With Linsley, center is just about all he has known.
"I've felt at home at center since I got to Ohio State," Linsley said. "I always knew that was one of my better positions. Obviously, it took a little work for me to excel at the position. I've felt at home at center for a while."
After dabbling at guard and tackle early in his college career, the 6-foot-2, 296-pound native of Youngstown, Ohio, started 26 straight games at center for the Buckeyes over his final two seasons.
"He's a true center," said Linsley's agent, Bill Conaty.
"He's an extremely smart player, and extremely strong," Conaty said of his client. "He's got great hands. That's one of the biggest things is his hands. He's got good, quick hands."
Linsley was the sixth of 10 centers selected in last weekend's draft, but only one of them – North Carolina's Russell Bodine (a fourth-round pick of the Cincinnati Bengals) – put up more reps on the 225-pound bench press at the scouting combine than Linsley. Bodine did 42 reps, six more than Linsley.
"I love his toughness, what he brings," said Campen, a former NFL center. "He really is what you're looking for from a mental standpoint. He's very physical. He goes after people, is a tempo-setter. He plays a physical brand of football."
Meanwhile, Tretter remains a bit of an unknown. He broke his ankle last May during an OTA practice and never took a single practice rep in training camp. He finally came off the physically unable to perform list on Dec. 10, although he did not play in any games.
In practice, he spent part of his time working at center for the first time in his playing career.
"When he came off of the PUP and was practicing, the majority of it obviously with the [scout] teams," Campen said. "He progressed every single week. That kid is a very headstrong kid, knows all the assignments and he's ready to go and compete. He wants to be the starting center also, just like everyone else does."
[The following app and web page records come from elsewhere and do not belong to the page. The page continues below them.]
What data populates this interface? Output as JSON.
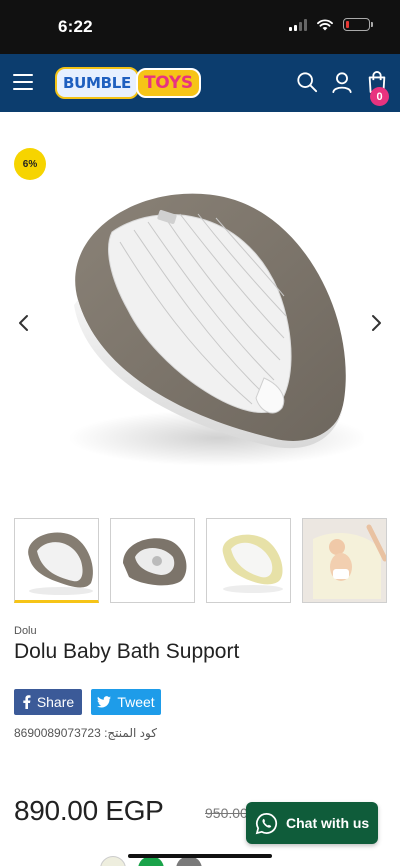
{
  "status_bar": {
    "time": "6:22",
    "battery_level": 0.15,
    "battery_color": "#e53935"
  },
  "header": {
    "logo_left": "BUMBLE",
    "logo_right": "TOYS",
    "menu_icon": "hamburger-menu-icon",
    "search_icon": "search-icon",
    "account_icon": "user-icon",
    "cart_icon": "shopping-bag-icon",
    "cart_count": "0",
    "background_color": "#0c3d6e",
    "badge_color": "#e8337f"
  },
  "product": {
    "discount_badge": "6%",
    "brand": "Dolu",
    "title": "Dolu Baby Bath Support",
    "share_label": "Share",
    "tweet_label": "Tweet",
    "sku": "كود المنتج: 8690089073723",
    "price": "890.00 EGP",
    "old_price": "950.00",
    "thumbnails": [
      {
        "name": "grey bath support",
        "active": true
      },
      {
        "name": "grey bath support angled",
        "active": false
      },
      {
        "name": "yellow bath support",
        "active": false
      },
      {
        "name": "baby in bath support",
        "active": false
      }
    ]
  },
  "chat": {
    "label": "Chat with us",
    "icon": "whatsapp-icon",
    "color": "#0f5c3a"
  }
}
Campen and McCarthy will get their first extended look at their new center prospect on Friday morning, when the Packers begin their rookie orientation camp.
"It will be good just to have a natural center come in and play that position, and I view him as a center," McCarthy said. "I know we historically move our guys around, but I think it's important for him to come in and play center."